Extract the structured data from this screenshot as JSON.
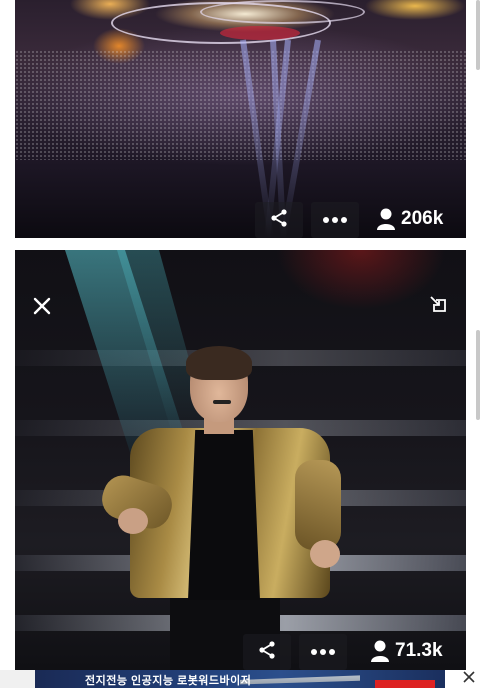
{
  "feed": {
    "cards": [
      {
        "media_description": "concert-arena",
        "actions": {
          "share_icon": "share-icon",
          "more_icon": "more-horizontal-icon"
        },
        "views": {
          "icon": "user-icon",
          "count": "206k"
        }
      },
      {
        "media_description": "performer-on-stage",
        "actions": {
          "share_icon": "share-icon",
          "more_icon": "more-horizontal-icon"
        },
        "views": {
          "icon": "user-icon",
          "count": "71.3k"
        },
        "overlay": {
          "close_icon": "close-icon",
          "corner_icon": "popout-icon"
        }
      }
    ]
  },
  "ad_banner": {
    "text": "전지전능 인공지능 로봇워드바이저",
    "close_icon": "close-icon"
  },
  "colors": {
    "overlay_button_bg": "#1e1e23",
    "text_on_media": "#ffffff",
    "ad_bg": "#22407a"
  }
}
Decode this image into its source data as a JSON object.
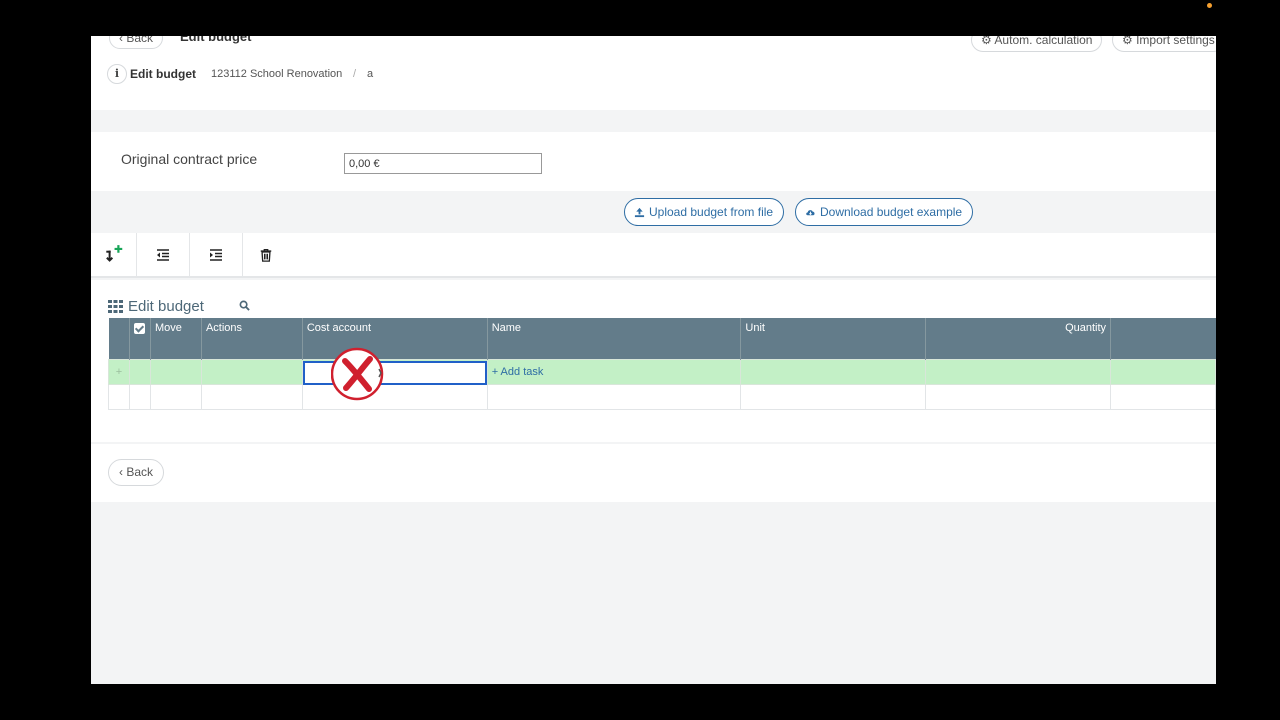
{
  "header": {
    "top_back": "‹ Back",
    "top_title": "Edit budget",
    "autom_calc": "⚙ Autom. calculation",
    "import_settings": "⚙ Import settings",
    "info_icon": "i",
    "title": "Edit budget",
    "project": "123112 School Renovation",
    "separator": "/",
    "leaf": "a"
  },
  "contract": {
    "label": "Original contract price",
    "value": "0,00 €"
  },
  "actions": {
    "upload": "Upload budget from file",
    "download": "Download budget example"
  },
  "toolbar": {
    "icons": [
      "insert-row-icon",
      "outdent-icon",
      "indent-icon",
      "trash-icon"
    ]
  },
  "grid": {
    "title": "Edit budget",
    "columns": [
      "Move",
      "Actions",
      "Cost account",
      "Name",
      "Unit",
      "Quantity"
    ],
    "new_row": {
      "plus": "+",
      "add_task": "+ Add task"
    }
  },
  "footer": {
    "back": "‹ Back"
  },
  "colors": {
    "header_bg": "#637c8a",
    "new_row_bg": "#c3f0c6",
    "accent": "#2e6da4",
    "add_green": "#18a558"
  }
}
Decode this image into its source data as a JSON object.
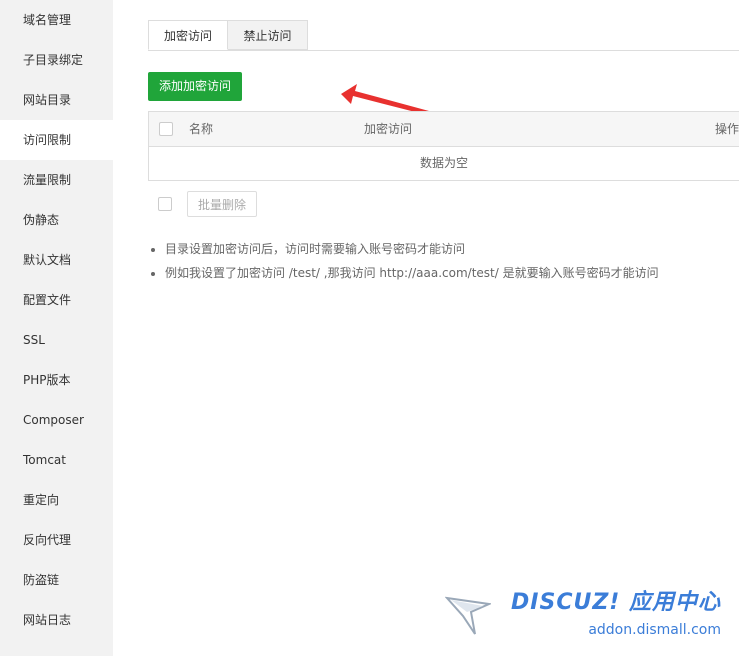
{
  "sidebar": {
    "items": [
      {
        "label": "域名管理"
      },
      {
        "label": "子目录绑定"
      },
      {
        "label": "网站目录"
      },
      {
        "label": "访问限制"
      },
      {
        "label": "流量限制"
      },
      {
        "label": "伪静态"
      },
      {
        "label": "默认文档"
      },
      {
        "label": "配置文件"
      },
      {
        "label": "SSL"
      },
      {
        "label": "PHP版本"
      },
      {
        "label": "Composer"
      },
      {
        "label": "Tomcat"
      },
      {
        "label": "重定向"
      },
      {
        "label": "反向代理"
      },
      {
        "label": "防盗链"
      },
      {
        "label": "网站日志"
      }
    ],
    "active_index": 3
  },
  "tabs": {
    "encrypt": "加密访问",
    "forbid": "禁止访问"
  },
  "add_button": "添加加密访问",
  "table": {
    "col_name": "名称",
    "col_encrypt": "加密访问",
    "col_ops": "操作",
    "empty": "数据为空"
  },
  "batch_delete": "批量删除",
  "tips": [
    "目录设置加密访问后，访问时需要输入账号密码才能访问",
    "例如我设置了加密访问 /test/ ,那我访问 http://aaa.com/test/ 是就要输入账号密码才能访问"
  ],
  "watermark": {
    "brand": "DISCUZ! 应用中心",
    "url": "addon.dismall.com"
  },
  "colors": {
    "accent_green": "#20a53a",
    "arrow_red": "#e8312f",
    "watermark_blue": "#3b7dd8"
  }
}
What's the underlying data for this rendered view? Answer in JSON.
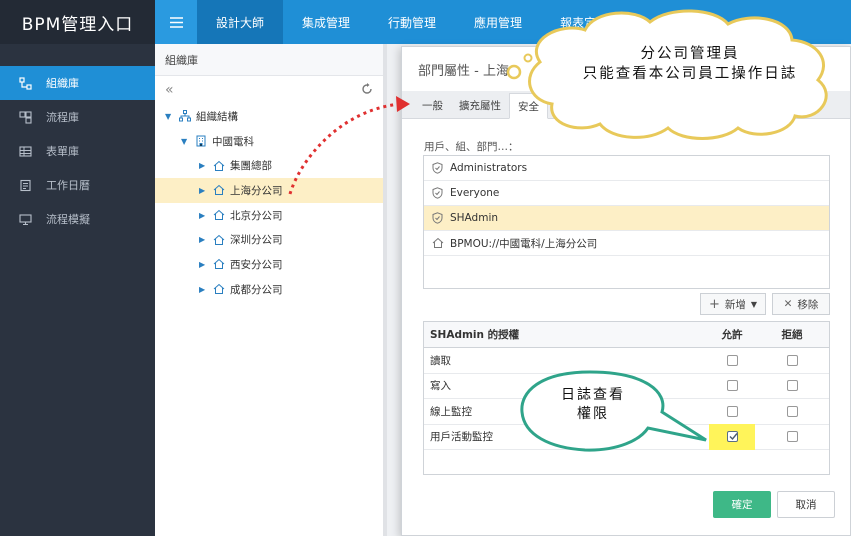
{
  "app": {
    "title": "BPM管理入口"
  },
  "sidebar": {
    "items": [
      {
        "label": "組織庫",
        "icon": "org-icon",
        "active": true
      },
      {
        "label": "流程庫",
        "icon": "process-icon",
        "active": false
      },
      {
        "label": "表單庫",
        "icon": "table-icon",
        "active": false
      },
      {
        "label": "工作日曆",
        "icon": "calendar-icon",
        "active": false
      },
      {
        "label": "流程模擬",
        "icon": "simulate-icon",
        "active": false
      }
    ]
  },
  "topbar": {
    "tabs": [
      {
        "label": "設計大師",
        "active": true
      },
      {
        "label": "集成管理"
      },
      {
        "label": "行動管理"
      },
      {
        "label": "應用管理"
      },
      {
        "label": "報表定制"
      }
    ]
  },
  "tree": {
    "title": "組織庫",
    "root": "組織結構",
    "company": "中國電科",
    "children": [
      "集團總部",
      "上海分公司",
      "北京分公司",
      "深圳分公司",
      "西安分公司",
      "成都分公司"
    ]
  },
  "dialog": {
    "title": "部門屬性 - 上海",
    "tabs": [
      "一般",
      "擴充屬性",
      "安全"
    ],
    "field_label": "用戶、組、部門…：",
    "users": [
      {
        "label": "Administrators",
        "icon": "shield-icon"
      },
      {
        "label": "Everyone",
        "icon": "shield-icon"
      },
      {
        "label": "SHAdmin",
        "icon": "shield-icon"
      },
      {
        "label": "BPMOU://中國電科/上海分公司",
        "icon": "home-icon"
      }
    ],
    "add_label": "新增",
    "remove_label": "移除",
    "perm_header": {
      "name": "SHAdmin 的授權",
      "allow": "允許",
      "deny": "拒絕"
    },
    "perms": [
      {
        "label": "讀取",
        "allow": false,
        "deny": false
      },
      {
        "label": "寫入",
        "allow": false,
        "deny": false
      },
      {
        "label": "線上監控",
        "allow": false,
        "deny": false
      },
      {
        "label": "用戶活動監控",
        "allow": true,
        "deny": false
      }
    ],
    "ok_label": "確定",
    "cancel_label": "取消"
  },
  "annotations": {
    "cloud_line1": "分公司管理員",
    "cloud_line2": "只能查看本公司員工操作日誌",
    "bubble_line1": "日誌查看",
    "bubble_line2": "權限"
  }
}
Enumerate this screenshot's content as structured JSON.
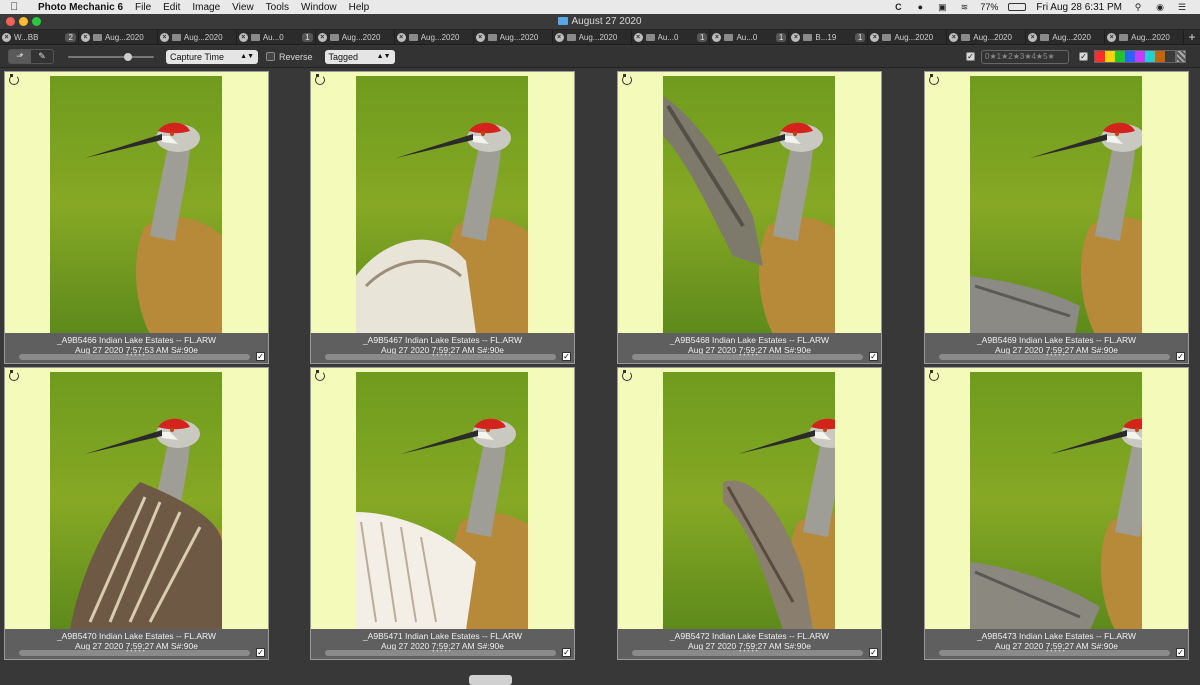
{
  "menubar": {
    "apple": "",
    "app_name": "Photo Mechanic 6",
    "items": [
      "File",
      "Edit",
      "Image",
      "View",
      "Tools",
      "Window",
      "Help"
    ],
    "battery": "77%",
    "clock": "Fri Aug 28  6:31 PM"
  },
  "window": {
    "title": "August 27 2020"
  },
  "tabs": [
    {
      "label": "W...BB",
      "count": "2"
    },
    {
      "label": "Aug...2020",
      "count": ""
    },
    {
      "label": "Aug...2020",
      "count": ""
    },
    {
      "label": "Au...0",
      "count": "1"
    },
    {
      "label": "Aug...2020",
      "count": ""
    },
    {
      "label": "Aug...2020",
      "count": ""
    },
    {
      "label": "Aug...2020",
      "count": ""
    },
    {
      "label": "Aug...2020",
      "count": ""
    },
    {
      "label": "Au...0",
      "count": "1"
    },
    {
      "label": "Au...0",
      "count": "1"
    },
    {
      "label": "B...19",
      "count": "1"
    },
    {
      "label": "Aug...2020",
      "count": ""
    },
    {
      "label": "Aug...2020",
      "count": ""
    },
    {
      "label": "Aug...2020",
      "count": ""
    },
    {
      "label": "Aug...2020",
      "count": ""
    }
  ],
  "toolbar": {
    "sort_select": "Capture Time",
    "reverse_label": "Reverse",
    "filter_select": "Tagged",
    "rating_text": "0★1★2★3★4★5★",
    "size_slider_fraction": 0.72,
    "color_classes": [
      "#ff2d2d",
      "#ffd400",
      "#22c32b",
      "#2a64ff",
      "#c33cff",
      "#1fd1d1",
      "#c86400",
      "#3b3b3b"
    ]
  },
  "photos": [
    {
      "name": "_A9B5466 Indian Lake Estates -- FL.ARW",
      "date": "Aug 27 2020 7:57:53 AM S#:90e",
      "tagged": "✓"
    },
    {
      "name": "_A9B5467 Indian Lake Estates -- FL.ARW",
      "date": "Aug 27 2020 7:59:27 AM S#:90e",
      "tagged": "✓"
    },
    {
      "name": "_A9B5468 Indian Lake Estates -- FL.ARW",
      "date": "Aug 27 2020 7:59:27 AM S#:90e",
      "tagged": "✓"
    },
    {
      "name": "_A9B5469 Indian Lake Estates -- FL.ARW",
      "date": "Aug 27 2020 7:59:27 AM S#:90e",
      "tagged": "✓"
    },
    {
      "name": "_A9B5470 Indian Lake Estates -- FL.ARW",
      "date": "Aug 27 2020 7:59:27 AM S#:90e",
      "tagged": "✓"
    },
    {
      "name": "_A9B5471 Indian Lake Estates -- FL.ARW",
      "date": "Aug 27 2020 7:59:27 AM S#:90e",
      "tagged": "✓"
    },
    {
      "name": "_A9B5472 Indian Lake Estates -- FL.ARW",
      "date": "Aug 27 2020 7:59:27 AM S#:90e",
      "tagged": "✓"
    },
    {
      "name": "_A9B5473 Indian Lake Estates -- FL.ARW",
      "date": "Aug 27 2020 7:59:27 AM S#:90e",
      "tagged": "✓"
    }
  ],
  "colors": {
    "cell_bg": "#f4fab9",
    "caption_bg": "#5f5f5f",
    "grid_bg": "#383838"
  }
}
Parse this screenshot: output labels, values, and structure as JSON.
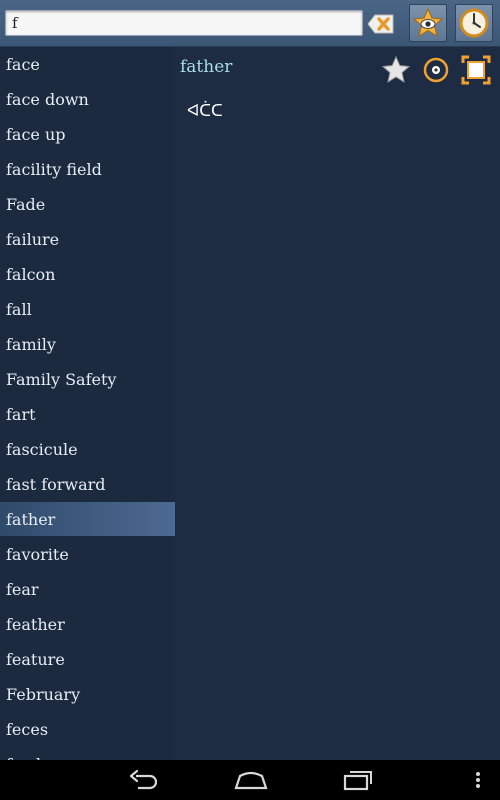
{
  "search": {
    "value": "f",
    "placeholder": ""
  },
  "toolbar": {
    "clear_icon": "clear-text-icon",
    "favorites_icon": "star-eye-icon",
    "history_icon": "clock-icon"
  },
  "word_list": {
    "items": [
      "face",
      "face down",
      "face up",
      "facility field",
      "Fade",
      "failure",
      "falcon",
      "fall",
      "family",
      "Family Safety",
      "fart",
      "fascicule",
      "fast forward",
      "father",
      "favorite",
      "fear",
      "feather",
      "feature",
      "February",
      "feces",
      "feed"
    ],
    "selected": "father"
  },
  "detail": {
    "word": "father",
    "translation": "ᐊᑖᑕ",
    "icons": [
      "star-icon",
      "speaker-icon",
      "expand-icon"
    ]
  },
  "navbar": {
    "icons": [
      "back-icon",
      "home-icon",
      "recent-apps-icon",
      "menu-icon"
    ]
  },
  "colors": {
    "list_bg": "#1b2a3f",
    "selected_bg": "#4d6a92",
    "word_accent": "#a7dde8",
    "icon_orange": "#f0a030"
  }
}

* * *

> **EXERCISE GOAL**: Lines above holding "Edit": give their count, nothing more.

> **SOLUTION TO THE EXERCISE**: 4